A taxonomy is not simply one component of one. For example, Hall’s taxonomy is not just high-context/low-context. Within his taxonomy, he talks about the characteristics of these cultures (oritentation to time, direct and indirect messages, etc). So you are not choosing one component but a whole taxonomy to talk about. So choose your taxonomy, tell us which one, but then use the multiple aspects of it to give examples and illustrations of how it can help you understand, communicate, relate to other cultures (that’s what facilitate understanding means).
As you read through the directions I want you to pay particular attention to the directions that ask you to describe HOW the taxonomy you chose can help you in understanding cultural differences. In other words, I want you to describe the taxonomy briefly but focus on how understanding this particular taxonomy can help you communicate and understand people from a different culture. Remember to give specific examples. I’m all about specific examples! Don’t just say: “It can help me communicate better.” How? Give me a real life example and you will be golden!
I hope that helps. I look forward to reading them!
Week 3: Cultural Patterns and Taxonomiess
The life history of the individual is first and foremost an accommodation to the patterns and standards traditionally handed down in his community
– Ruth Benedict, American anthropologist and folklorist
How do you recognize culture? Is culture the visible group behaviors such as celebrations of life events and holiday observances? Or is culture the underlying ethos and orientation of a society? How is culture solidified and shared with new group members?

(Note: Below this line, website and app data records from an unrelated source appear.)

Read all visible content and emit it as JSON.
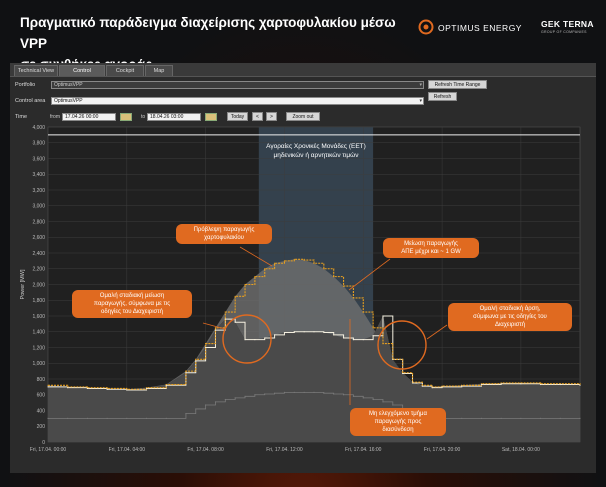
{
  "slide": {
    "title": "Πραγματικό παράδειγμα διαχείρισης χαρτοφυλακίου μέσω VPP\nσε συνθήκες αγοράς",
    "logo_optimus_text": "OPTIMUS ENERGY",
    "logo_gek_line1": "GEK TERNA",
    "logo_gek_line2": "GROUP OF COMPANIES",
    "accent_color": "#e06a20"
  },
  "tabs": [
    {
      "label": "Technical View",
      "active": false
    },
    {
      "label": "Control",
      "active": true
    },
    {
      "label": "Cockpit",
      "active": false
    },
    {
      "label": "Map",
      "active": false
    }
  ],
  "controls": {
    "portfolio_label": "Portfolio",
    "portfolio_value": "OptimusVPP",
    "refresh_time_range": "Refresh Time Range",
    "control_area_label": "Control area",
    "control_area_value": "OptimusVPP",
    "refresh": "Refresh",
    "time_label": "Time",
    "from_label": "from",
    "from_value": "17.04.26 00:00",
    "to_label": "to",
    "to_value": "18.04.26 03:00",
    "today": "Today",
    "prev": "<",
    "next": ">",
    "zoom_out": "Zoom out"
  },
  "annotations": {
    "eet_line1": "Αγοραίες Χρονικές Μονάδες (ΕΕΤ)",
    "eet_line2": "μηδενικών ή αρνητικών τιμών",
    "forecast": "Πρόβλεψη παραγωγής\nχαρτοφυλακίου",
    "reduction": "Μείωση παραγωγής\nΑΠΕ μέχρι και ~ 1 GW",
    "smooth_down": "Ομαλή σταδιακή μείωση\nπαραγωγής, σύμφωνα με τις\nοδηγίες του Διαχειριστή",
    "smooth_up": "Ομαλή σταδιακή άρση,\nσύμφωνα με τις οδηγίες του\nΔιαχειριστή",
    "uncontrolled": "Μη ελεγχόμενο τμήμα\nπαραγωγής προς\nδιασύνδεση"
  },
  "chart_data": {
    "type": "line",
    "ylabel": "Power [MW]",
    "ylim": [
      0,
      4000
    ],
    "y_ticks": [
      "0",
      "200",
      "400",
      "600",
      "800",
      "1,000",
      "1,200",
      "1,400",
      "1,600",
      "1,800",
      "2,000",
      "2,200",
      "2,400",
      "2,600",
      "2,800",
      "3,000",
      "3,200",
      "3,400",
      "3,600",
      "3,800",
      "4,000"
    ],
    "x_ticks": [
      "Fri, 17.04. 00:00",
      "Fri, 17.04. 04:00",
      "Fri, 17.04. 08:00",
      "Fri, 17.04. 12:00",
      "Fri, 17.04. 16:00",
      "Fri, 17.04. 20:00",
      "Sat, 18.04. 00:00"
    ],
    "x_range_hours": [
      0,
      27
    ],
    "highlight_hours": [
      10.7,
      16.5
    ],
    "reference_line": 3900,
    "x": [
      0,
      1,
      2,
      3,
      4,
      5,
      6,
      7,
      7.5,
      8,
      8.5,
      9,
      9.5,
      10,
      10.5,
      11,
      11.5,
      12,
      12.5,
      13,
      13.5,
      14,
      14.5,
      15,
      15.5,
      16,
      16.5,
      17,
      17.5,
      18,
      18.5,
      19,
      19.5,
      20,
      21,
      22,
      23,
      24,
      25,
      26,
      27
    ],
    "series": [
      {
        "name": "forecast",
        "color": "#e8a020",
        "values": [
          720,
          700,
          690,
          680,
          670,
          690,
          730,
          900,
          1050,
          1250,
          1450,
          1650,
          1850,
          2000,
          2100,
          2200,
          2270,
          2300,
          2320,
          2310,
          2270,
          2200,
          2100,
          1980,
          1830,
          1650,
          1450,
          1250,
          1050,
          880,
          760,
          720,
          700,
          710,
          720,
          740,
          750,
          750,
          740,
          740,
          730
        ]
      },
      {
        "name": "actual",
        "color": "#f5f0e0",
        "values": [
          700,
          690,
          680,
          670,
          660,
          680,
          720,
          880,
          1030,
          1200,
          1420,
          1560,
          1520,
          1300,
          1300,
          1320,
          1360,
          1390,
          1400,
          1400,
          1400,
          1390,
          1360,
          1320,
          1300,
          1300,
          1350,
          1600,
          1050,
          870,
          750,
          710,
          690,
          700,
          710,
          730,
          740,
          740,
          730,
          730,
          720
        ]
      },
      {
        "name": "uncontrolled",
        "color": "#7a7a7a",
        "values": [
          300,
          300,
          300,
          300,
          300,
          300,
          300,
          360,
          420,
          470,
          510,
          540,
          560,
          580,
          600,
          610,
          620,
          630,
          630,
          630,
          630,
          620,
          610,
          600,
          580,
          560,
          540,
          510,
          470,
          420,
          360,
          320,
          300,
          300,
          300,
          300,
          300,
          300,
          300,
          300,
          300
        ]
      }
    ]
  }
}
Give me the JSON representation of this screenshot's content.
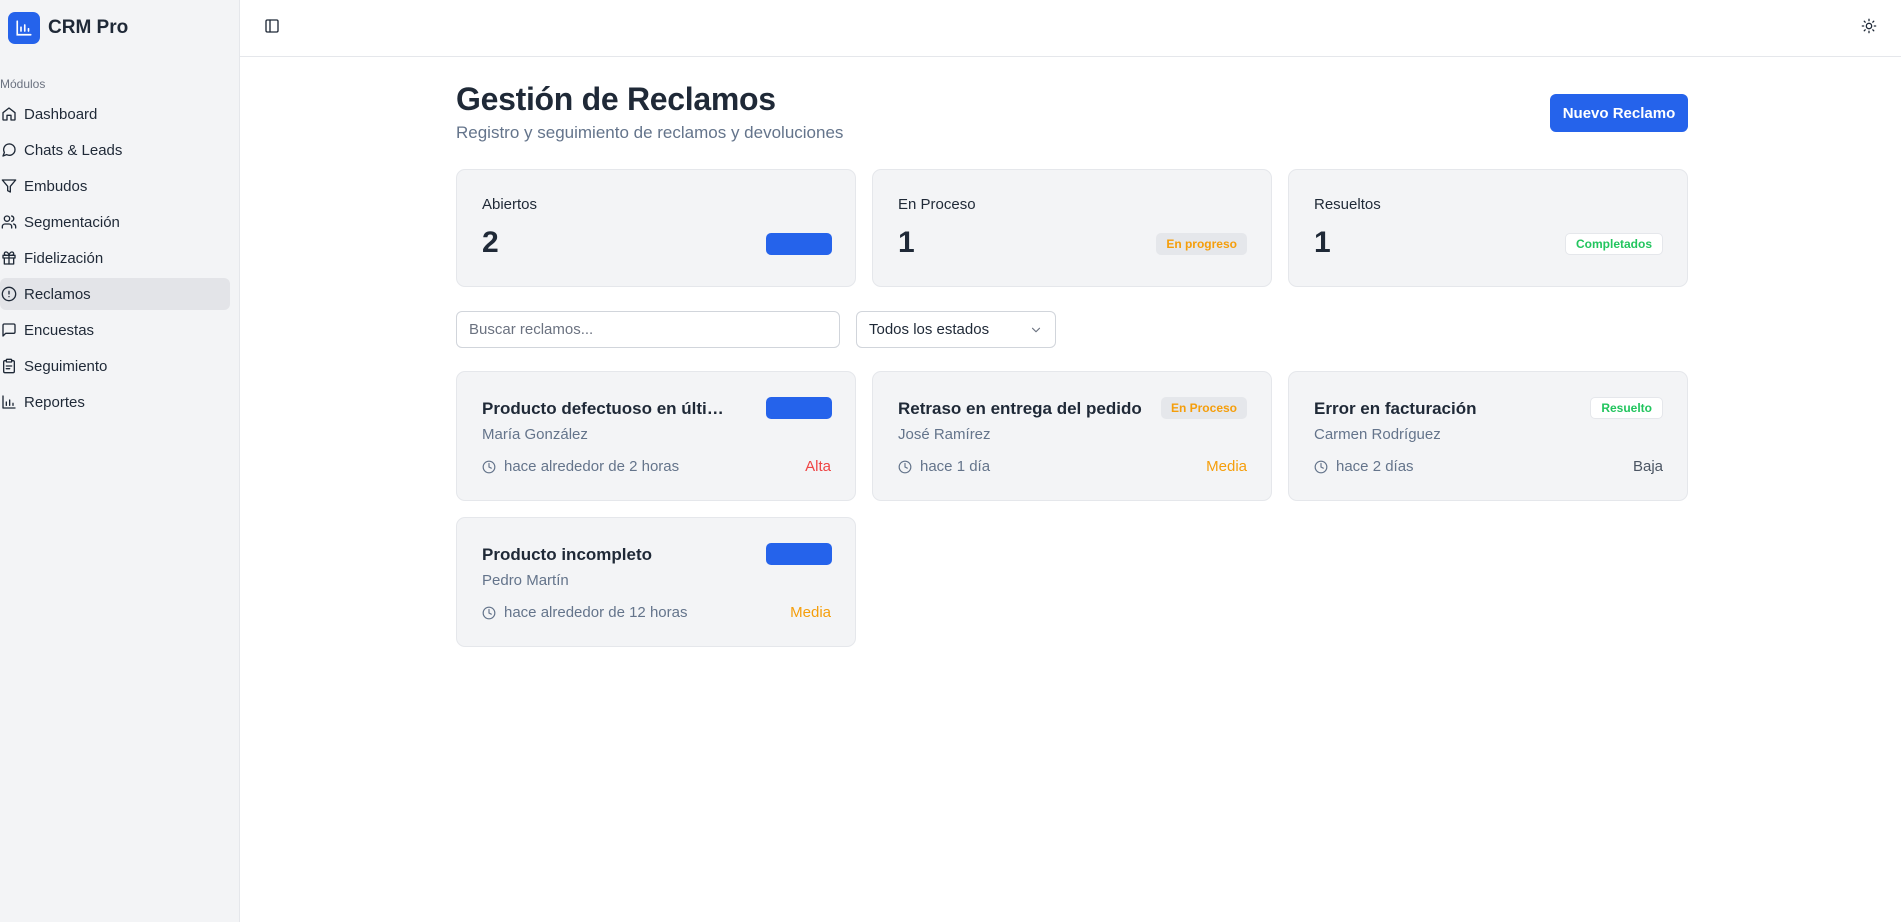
{
  "app": {
    "name": "CRM Pro"
  },
  "sidebar": {
    "section_label": "Módulos",
    "items": [
      {
        "label": "Dashboard",
        "icon": "home-icon"
      },
      {
        "label": "Chats & Leads",
        "icon": "chat-icon"
      },
      {
        "label": "Embudos",
        "icon": "filter-icon"
      },
      {
        "label": "Segmentación",
        "icon": "users-icon"
      },
      {
        "label": "Fidelización",
        "icon": "gift-icon"
      },
      {
        "label": "Reclamos",
        "icon": "alert-circle-icon",
        "active": true
      },
      {
        "label": "Encuestas",
        "icon": "message-square-icon"
      },
      {
        "label": "Seguimiento",
        "icon": "clipboard-icon"
      },
      {
        "label": "Reportes",
        "icon": "bar-chart-icon"
      }
    ]
  },
  "header": {
    "title": "Gestión de Reclamos",
    "subtitle": "Registro y seguimiento de reclamos y devoluciones",
    "new_button": "Nuevo Reclamo"
  },
  "stats": [
    {
      "title": "Abiertos",
      "value": "2",
      "badge": ""
    },
    {
      "title": "En Proceso",
      "value": "1",
      "badge": "En progreso"
    },
    {
      "title": "Resueltos",
      "value": "1",
      "badge": "Completados"
    }
  ],
  "filters": {
    "search_placeholder": "Buscar reclamos...",
    "status_selected": "Todos los estados"
  },
  "claims": [
    {
      "title": "Producto defectuoso en última compra",
      "person": "María González",
      "time": "hace alrededor de 2 horas",
      "priority": "Alta",
      "status": ""
    },
    {
      "title": "Retraso en entrega del pedido",
      "person": "José Ramírez",
      "time": "hace 1 día",
      "priority": "Media",
      "status": "En Proceso"
    },
    {
      "title": "Error en facturación",
      "person": "Carmen Rodríguez",
      "time": "hace 2 días",
      "priority": "Baja",
      "status": "Resuelto"
    },
    {
      "title": "Producto incompleto",
      "person": "Pedro Martín",
      "time": "hace alrededor de 12 horas",
      "priority": "Media",
      "status": ""
    }
  ],
  "colors": {
    "accent": "#2563eb",
    "priority_alta": "#ef4444",
    "priority_media": "#f59e0b",
    "priority_baja": "#4b5563",
    "status_progress": "#f59e0b",
    "status_done": "#22c55e"
  }
}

Making sense of the overwhelming amount of cultural information available to you might seem to be a daunting task. Fortunately, complex cultural information can be managed through various tools and frameworks. These tools and frameworks provide an organized way to compare the cultural patterns and standards of specific communities.
In the last week, you examined how humans understand groups through stereotypes and how stereotypes could influence an individual’s cultural perceptions. You also explored frameworks to build cultural competence. In this week, you apply cultural taxonomies as tools for identifying cultural characteristics and understanding cultural pattern differences.
Photo credit: Microsoft Corporation. (Producer). MH900442228 [Photo of colorful striped blanket]. Retrieved September 25, 2013, from http://office.microsoft.com/en-us/images/results.aspx?qu=fabric&ex=1#ai:MP900442228
- Appraise the effectiveness of cultural patterns and taxonomies for understanding cultural differences
- Evaluate the role of cultural patterns in intercultural communication
- Predict outcomes of intercultural communication experiences
Photo Credit: [Abel Mitja Varela]/[E+]/Getty Images
Lustig, M. W., & Koester, J. (2013).
Intercultural competence: Interpersonal communication across cultures (7th ed.). Boston, MA: Pearson.
- Chapter 4, “Cultural Patterns and Communication: Foundations” (pp. 77–99)
- Chapter 5, “Cultural Patterns and Communication: Taxonomies” (pp. 100–128)
Culture Active Introduction. (n.d.). Introducing
The Lewis Model and Culture Active: A web-based learning resource. Retrieved from
Note: This resource is for information purposes. You do not have to take the suggested quiz at the end.
globalEDGE: Your source for global business knowledge. (2013). Retrieved August 20, 2013, from
The Culturosity Group. (2013). Retrieved from
Document: Cultural Patterns Continuum (Word document)
Note: In addition, review your colleagues’ annotated bibliographies in the Doc Sharing area.
Walden Writing Center. (n.d.). CARP design principles for creating an effective PowerPoint presentation. In
The non-designer’s design & type books: Design and typographic principles for the visual novice. Berkeley, CA: Peach Pit Press. Retrieved from